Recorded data

+++

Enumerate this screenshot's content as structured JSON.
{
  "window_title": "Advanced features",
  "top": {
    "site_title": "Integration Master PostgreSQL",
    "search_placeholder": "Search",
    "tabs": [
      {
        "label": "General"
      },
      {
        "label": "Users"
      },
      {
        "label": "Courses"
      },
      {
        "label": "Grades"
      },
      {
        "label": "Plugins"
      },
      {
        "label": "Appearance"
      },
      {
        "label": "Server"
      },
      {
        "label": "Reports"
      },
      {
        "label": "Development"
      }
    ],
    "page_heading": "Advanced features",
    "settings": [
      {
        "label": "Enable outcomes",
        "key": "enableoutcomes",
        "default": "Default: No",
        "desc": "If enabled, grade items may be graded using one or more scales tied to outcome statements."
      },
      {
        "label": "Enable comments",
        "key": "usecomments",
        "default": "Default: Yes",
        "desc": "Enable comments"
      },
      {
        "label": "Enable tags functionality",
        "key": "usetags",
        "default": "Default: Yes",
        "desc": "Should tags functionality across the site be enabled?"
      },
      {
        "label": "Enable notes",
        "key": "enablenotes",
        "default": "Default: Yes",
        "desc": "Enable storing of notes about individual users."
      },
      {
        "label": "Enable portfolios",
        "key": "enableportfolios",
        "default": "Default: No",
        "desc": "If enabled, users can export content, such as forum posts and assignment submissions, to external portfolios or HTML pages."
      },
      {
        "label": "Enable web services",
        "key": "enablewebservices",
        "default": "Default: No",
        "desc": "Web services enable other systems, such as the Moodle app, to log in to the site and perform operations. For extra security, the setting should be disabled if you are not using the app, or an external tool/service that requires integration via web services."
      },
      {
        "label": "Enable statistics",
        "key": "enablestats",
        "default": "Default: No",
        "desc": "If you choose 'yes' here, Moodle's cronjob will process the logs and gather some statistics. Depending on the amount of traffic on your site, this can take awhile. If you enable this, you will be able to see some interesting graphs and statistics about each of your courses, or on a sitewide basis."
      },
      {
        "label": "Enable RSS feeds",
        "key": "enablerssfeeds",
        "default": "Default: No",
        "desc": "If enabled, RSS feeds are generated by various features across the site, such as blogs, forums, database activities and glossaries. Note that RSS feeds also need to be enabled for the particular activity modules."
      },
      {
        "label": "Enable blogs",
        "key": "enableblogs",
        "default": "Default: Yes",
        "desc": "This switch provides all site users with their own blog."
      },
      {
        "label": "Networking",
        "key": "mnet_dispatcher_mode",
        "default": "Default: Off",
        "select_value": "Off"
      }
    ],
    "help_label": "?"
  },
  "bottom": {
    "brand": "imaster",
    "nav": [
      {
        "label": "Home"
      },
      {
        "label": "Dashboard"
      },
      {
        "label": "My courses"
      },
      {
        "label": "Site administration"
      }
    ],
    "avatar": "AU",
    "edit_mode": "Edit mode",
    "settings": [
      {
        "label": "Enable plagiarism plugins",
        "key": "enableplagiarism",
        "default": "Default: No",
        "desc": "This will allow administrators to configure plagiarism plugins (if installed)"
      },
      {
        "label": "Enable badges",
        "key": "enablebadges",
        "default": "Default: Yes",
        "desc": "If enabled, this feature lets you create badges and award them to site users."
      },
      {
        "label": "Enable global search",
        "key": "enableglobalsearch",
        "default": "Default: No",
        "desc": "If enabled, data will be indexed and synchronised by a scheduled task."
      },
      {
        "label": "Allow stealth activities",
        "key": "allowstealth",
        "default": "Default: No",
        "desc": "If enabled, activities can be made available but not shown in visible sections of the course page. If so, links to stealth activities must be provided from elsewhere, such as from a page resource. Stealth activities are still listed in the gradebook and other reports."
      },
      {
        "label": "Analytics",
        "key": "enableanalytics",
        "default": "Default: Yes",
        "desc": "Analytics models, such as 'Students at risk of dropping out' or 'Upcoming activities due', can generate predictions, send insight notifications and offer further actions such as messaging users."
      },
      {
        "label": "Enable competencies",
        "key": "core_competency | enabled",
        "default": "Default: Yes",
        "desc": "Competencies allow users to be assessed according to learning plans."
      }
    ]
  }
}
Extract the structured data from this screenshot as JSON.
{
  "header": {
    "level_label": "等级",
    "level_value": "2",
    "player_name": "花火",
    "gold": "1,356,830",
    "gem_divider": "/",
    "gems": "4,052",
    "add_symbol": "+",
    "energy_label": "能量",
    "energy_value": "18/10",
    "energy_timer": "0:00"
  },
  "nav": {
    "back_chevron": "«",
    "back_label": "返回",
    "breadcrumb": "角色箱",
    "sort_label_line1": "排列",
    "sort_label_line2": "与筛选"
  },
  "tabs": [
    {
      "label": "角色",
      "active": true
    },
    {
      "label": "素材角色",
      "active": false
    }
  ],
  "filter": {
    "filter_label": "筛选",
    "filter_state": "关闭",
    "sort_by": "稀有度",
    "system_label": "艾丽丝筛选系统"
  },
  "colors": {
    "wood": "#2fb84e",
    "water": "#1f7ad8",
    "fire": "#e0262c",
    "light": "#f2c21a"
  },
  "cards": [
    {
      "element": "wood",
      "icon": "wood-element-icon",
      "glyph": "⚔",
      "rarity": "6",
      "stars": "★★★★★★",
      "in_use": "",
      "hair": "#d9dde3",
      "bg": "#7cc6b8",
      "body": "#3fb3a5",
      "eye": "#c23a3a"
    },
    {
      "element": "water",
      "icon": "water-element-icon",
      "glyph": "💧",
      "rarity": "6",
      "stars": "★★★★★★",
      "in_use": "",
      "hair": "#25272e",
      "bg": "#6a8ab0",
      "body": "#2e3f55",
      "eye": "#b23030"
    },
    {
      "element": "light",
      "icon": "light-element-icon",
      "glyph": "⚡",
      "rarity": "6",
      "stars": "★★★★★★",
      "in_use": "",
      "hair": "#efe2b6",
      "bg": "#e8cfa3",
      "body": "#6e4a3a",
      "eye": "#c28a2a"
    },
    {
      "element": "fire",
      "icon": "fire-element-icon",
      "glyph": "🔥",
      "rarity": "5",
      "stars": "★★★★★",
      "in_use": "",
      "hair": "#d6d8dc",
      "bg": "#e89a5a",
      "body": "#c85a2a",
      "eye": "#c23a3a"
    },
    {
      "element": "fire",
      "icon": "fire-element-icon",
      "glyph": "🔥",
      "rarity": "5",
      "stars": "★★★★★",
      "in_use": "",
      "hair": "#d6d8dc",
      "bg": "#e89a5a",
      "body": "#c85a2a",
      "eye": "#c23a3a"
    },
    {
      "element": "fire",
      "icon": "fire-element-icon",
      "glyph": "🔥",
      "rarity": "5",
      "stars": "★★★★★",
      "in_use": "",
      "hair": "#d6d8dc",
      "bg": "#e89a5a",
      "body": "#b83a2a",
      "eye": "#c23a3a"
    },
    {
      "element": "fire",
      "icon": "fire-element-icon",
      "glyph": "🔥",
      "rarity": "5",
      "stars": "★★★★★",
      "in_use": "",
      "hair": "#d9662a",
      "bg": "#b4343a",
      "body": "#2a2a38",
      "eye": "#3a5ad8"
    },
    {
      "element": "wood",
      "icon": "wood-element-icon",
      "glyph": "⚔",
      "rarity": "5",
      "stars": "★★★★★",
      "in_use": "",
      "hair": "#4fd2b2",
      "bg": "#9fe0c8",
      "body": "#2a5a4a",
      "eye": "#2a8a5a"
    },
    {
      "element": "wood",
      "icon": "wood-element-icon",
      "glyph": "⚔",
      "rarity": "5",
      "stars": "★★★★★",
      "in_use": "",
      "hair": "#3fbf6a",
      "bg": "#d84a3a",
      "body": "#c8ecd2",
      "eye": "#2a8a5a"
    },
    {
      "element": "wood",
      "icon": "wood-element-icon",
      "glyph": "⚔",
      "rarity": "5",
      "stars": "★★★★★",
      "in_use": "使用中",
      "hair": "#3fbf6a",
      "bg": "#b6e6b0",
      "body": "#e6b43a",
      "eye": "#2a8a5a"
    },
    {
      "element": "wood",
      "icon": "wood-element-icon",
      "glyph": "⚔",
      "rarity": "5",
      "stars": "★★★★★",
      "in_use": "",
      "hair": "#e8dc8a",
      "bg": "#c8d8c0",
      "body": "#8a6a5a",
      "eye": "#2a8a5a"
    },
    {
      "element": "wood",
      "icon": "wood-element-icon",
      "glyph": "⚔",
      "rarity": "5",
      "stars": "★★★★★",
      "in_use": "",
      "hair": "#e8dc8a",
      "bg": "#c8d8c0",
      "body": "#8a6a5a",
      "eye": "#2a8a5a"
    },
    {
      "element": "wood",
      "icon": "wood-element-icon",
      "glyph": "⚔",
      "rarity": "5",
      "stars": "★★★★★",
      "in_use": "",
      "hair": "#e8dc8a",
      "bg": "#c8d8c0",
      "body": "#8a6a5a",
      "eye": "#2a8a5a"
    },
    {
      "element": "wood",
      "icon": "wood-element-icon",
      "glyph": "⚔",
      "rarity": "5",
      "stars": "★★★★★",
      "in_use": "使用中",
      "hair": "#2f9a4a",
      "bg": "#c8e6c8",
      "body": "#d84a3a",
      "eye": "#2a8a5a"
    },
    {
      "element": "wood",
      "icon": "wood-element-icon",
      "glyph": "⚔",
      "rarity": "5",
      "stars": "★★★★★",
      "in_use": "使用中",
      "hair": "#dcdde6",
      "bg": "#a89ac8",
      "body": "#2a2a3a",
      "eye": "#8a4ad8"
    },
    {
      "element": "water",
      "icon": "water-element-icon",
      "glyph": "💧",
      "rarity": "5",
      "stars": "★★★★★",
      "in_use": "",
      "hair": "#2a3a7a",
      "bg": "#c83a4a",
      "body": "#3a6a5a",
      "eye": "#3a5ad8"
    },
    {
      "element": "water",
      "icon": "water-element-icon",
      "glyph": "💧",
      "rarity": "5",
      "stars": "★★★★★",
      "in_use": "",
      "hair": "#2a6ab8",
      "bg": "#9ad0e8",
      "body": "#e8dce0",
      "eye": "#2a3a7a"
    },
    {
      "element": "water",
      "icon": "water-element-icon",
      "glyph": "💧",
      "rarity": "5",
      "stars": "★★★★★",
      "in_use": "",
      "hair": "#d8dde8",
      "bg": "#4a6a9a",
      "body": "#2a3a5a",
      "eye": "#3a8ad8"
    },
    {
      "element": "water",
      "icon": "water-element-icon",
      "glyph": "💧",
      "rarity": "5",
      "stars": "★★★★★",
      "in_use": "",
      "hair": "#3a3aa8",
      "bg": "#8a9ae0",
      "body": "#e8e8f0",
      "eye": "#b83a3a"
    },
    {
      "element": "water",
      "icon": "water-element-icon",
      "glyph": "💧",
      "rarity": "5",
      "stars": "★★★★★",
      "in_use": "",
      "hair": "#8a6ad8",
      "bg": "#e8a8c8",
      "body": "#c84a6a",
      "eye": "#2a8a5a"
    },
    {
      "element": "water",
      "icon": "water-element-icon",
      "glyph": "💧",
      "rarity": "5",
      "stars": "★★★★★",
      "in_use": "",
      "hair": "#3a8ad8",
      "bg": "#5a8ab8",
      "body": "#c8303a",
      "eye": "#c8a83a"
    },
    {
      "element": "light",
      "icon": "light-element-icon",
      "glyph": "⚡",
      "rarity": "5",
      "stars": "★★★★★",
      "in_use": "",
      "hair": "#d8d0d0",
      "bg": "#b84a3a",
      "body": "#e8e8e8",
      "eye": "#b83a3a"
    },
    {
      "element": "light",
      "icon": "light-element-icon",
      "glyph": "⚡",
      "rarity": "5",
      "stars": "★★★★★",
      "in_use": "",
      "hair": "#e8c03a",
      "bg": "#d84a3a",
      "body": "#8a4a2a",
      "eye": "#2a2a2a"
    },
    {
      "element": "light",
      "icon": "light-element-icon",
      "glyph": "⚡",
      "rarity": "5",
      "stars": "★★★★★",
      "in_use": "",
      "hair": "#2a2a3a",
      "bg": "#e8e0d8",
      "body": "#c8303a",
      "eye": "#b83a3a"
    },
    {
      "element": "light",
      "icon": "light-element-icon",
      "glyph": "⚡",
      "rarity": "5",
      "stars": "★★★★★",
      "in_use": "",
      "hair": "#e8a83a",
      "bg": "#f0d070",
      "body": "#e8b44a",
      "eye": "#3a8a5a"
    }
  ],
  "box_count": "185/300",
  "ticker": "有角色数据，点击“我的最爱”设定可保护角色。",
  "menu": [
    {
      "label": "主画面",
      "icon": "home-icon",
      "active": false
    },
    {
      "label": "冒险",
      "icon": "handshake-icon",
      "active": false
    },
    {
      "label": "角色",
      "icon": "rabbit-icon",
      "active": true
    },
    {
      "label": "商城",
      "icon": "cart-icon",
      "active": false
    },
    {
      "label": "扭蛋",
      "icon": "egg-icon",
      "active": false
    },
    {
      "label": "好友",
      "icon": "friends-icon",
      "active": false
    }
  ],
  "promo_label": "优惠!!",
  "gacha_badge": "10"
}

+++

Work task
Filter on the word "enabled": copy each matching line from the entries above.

Task solution
        "desc": "If enabled, grade items may be graded using one or more scales tied to outcome statements."
        "desc": "Should tags functionality across the site be enabled?"
        "desc": "If enabled, users can export content, such as forum posts and assignment submissions, to external portfolios or HTML pages."
        "desc": "If enabled, RSS feeds are generated by various features across the site, such as blogs, forums, database activities and glossaries. Note that RSS feeds also need to be enabled for the particular activity modules."
        "desc": "If enabled, this feature lets you create badges and award them to site users."
        "desc": "If enabled, data will be indexed and synchronised by a scheduled task."
        "desc": "If enabled, activities can be made available but not shown in visible sections of the course page. If so, links to stealth activities must be provided from elsewhere, such as from a page resource. Stealth activities are still listed in the gradebook and other reports."
        "key": "core_competency | enabled",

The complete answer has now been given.